(Q & A) Managing Finances During the Government Shutdown

Jan 2019


The other day I was grocery shopping at Meijer when I was approached by a woman with some questions. I thought I would share my conversation with you. The woman explained to me that she was a government employee on furlough and that because of the partial government shutdown she was getting to be in a very desperate situation with regard to how to pay her bills. Her main concerns dealt with the mortgage, charge card and car payment. She told me she tried to get a cash advance from her charge card but was denied. She explained that she virtually has no savings and has been living paycheck to paycheck. She wanted to know from me what she should be doing.

The first thing I told her is that she should be contacting her creditors, such as banks, credit card companies and auto lenders to discuss the situation with them. Many lenders have assistant programs that affected government employees can take advantage of. Some of these programs allow you to skip a payment or have late fees waived. Therefore, particularly for those affected by the partial government shutdown, contacting and working with your lenders is the first option.

I recognize that what a lot of people will do is just stop making payments and wait for the lender to contact them. Unfortunately, this is not the best course of action. Lenders will always be more willing to deal with you when you are proactive and contact them.

I also recommended she contact utility companies and her wireless carrier. Many of these companies have rolled out programs in light of the government shutdown. Unfortunately, these companies do not promote and advertise these programs. Once again, you have to be proactive. Therefore, not only for government employees who are having financial difficulty; but anyone with financial difficulties should be proactive and contact their utilities and wireless carrier to see if the qualify for any of the programs that they have.

I also told her she needs to tighten her belt. She needs to go through her expenses and look at which ones are not essential that she could do away with. It is amazing you can cut back on expenses when you truly have to.

After we discussed a number of other issues I explained to the woman that one way to prevent this from happening in the future is to establish an emergency fund of money. For as long as I’ve been in the investment world I have stressed to people the importance of having an emergency fund of money. My general advice is you need to keep three to six months of living expenses liquid. This money should be kept in the bank and be readily available in times of need. For those government employees who have an emergency fund of money the government shutdown is a hassle; however, it is not going to cause them financial difficulties because they have the emergency fund to tap into. We all know how life is and we all know it takes strange turns. Having an emergency fund of money is not an investment that is going to pay high returns; however, it could substantially improve the quality of your life in times of need. For those who have an emergency fund of money they are able to reduce the pressure on themselves and will not have to make short-term decisions that can cause them long-term substantial harm. Therefore, my advice for everyone is to establish an emergency fund of money. .

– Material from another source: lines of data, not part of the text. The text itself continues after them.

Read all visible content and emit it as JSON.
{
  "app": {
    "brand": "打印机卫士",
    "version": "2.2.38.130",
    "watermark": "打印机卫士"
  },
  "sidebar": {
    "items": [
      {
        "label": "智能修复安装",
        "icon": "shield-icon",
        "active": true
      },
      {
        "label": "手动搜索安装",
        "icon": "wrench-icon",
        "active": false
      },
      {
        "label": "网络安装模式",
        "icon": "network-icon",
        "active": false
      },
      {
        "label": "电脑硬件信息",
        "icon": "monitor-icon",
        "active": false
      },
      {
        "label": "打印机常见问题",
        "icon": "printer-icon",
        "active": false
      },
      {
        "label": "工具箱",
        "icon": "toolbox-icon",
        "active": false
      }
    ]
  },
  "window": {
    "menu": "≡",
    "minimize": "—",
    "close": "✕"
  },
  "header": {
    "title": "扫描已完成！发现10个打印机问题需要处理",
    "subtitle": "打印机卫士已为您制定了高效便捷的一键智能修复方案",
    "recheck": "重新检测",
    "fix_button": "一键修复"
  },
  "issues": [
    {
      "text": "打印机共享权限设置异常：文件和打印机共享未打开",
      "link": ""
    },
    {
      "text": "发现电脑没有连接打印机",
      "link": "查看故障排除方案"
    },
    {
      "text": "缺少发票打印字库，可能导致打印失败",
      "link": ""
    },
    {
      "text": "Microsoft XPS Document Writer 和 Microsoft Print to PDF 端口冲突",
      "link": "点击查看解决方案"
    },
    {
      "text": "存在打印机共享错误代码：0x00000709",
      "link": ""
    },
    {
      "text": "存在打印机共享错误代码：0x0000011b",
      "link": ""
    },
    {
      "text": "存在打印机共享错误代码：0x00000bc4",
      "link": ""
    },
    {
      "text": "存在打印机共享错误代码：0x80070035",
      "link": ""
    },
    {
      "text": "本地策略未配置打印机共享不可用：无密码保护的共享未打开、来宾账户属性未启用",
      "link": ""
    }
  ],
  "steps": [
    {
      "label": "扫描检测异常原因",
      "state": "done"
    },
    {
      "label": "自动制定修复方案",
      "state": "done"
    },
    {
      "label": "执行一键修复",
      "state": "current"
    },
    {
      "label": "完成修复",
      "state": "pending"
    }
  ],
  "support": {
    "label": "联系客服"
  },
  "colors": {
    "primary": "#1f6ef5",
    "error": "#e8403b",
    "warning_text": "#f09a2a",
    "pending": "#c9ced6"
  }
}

One last note, at the end of the conversation the woman mentioned to me that she could borrow money from her parents but that she was a little embarrassed to ask. I told her that she should not be embarrassed and that many people run into financial difficulties during their life and that you should never be embarrassed to seek help from family and friends. After all, isn’t that what family and friends are for – to help in difficult situations? My only advice is that if she asked her parents for a loan, put the terms of the deal in writing so that there’s no confusion. Whenever family members borrow money from other family members I strongly recommend that it be put in writing. Not because the parties don’t trust each other, because after all, why would they loan money to someone they don’t trust. Rather, you put it in writing so there’s no confusion and everyone understands the transaction.

Good luck!


Rick is a fee-only financial advisor. If you would like Rick to respond to your questions, please email Rick at rick@bloomassetmanagement.com.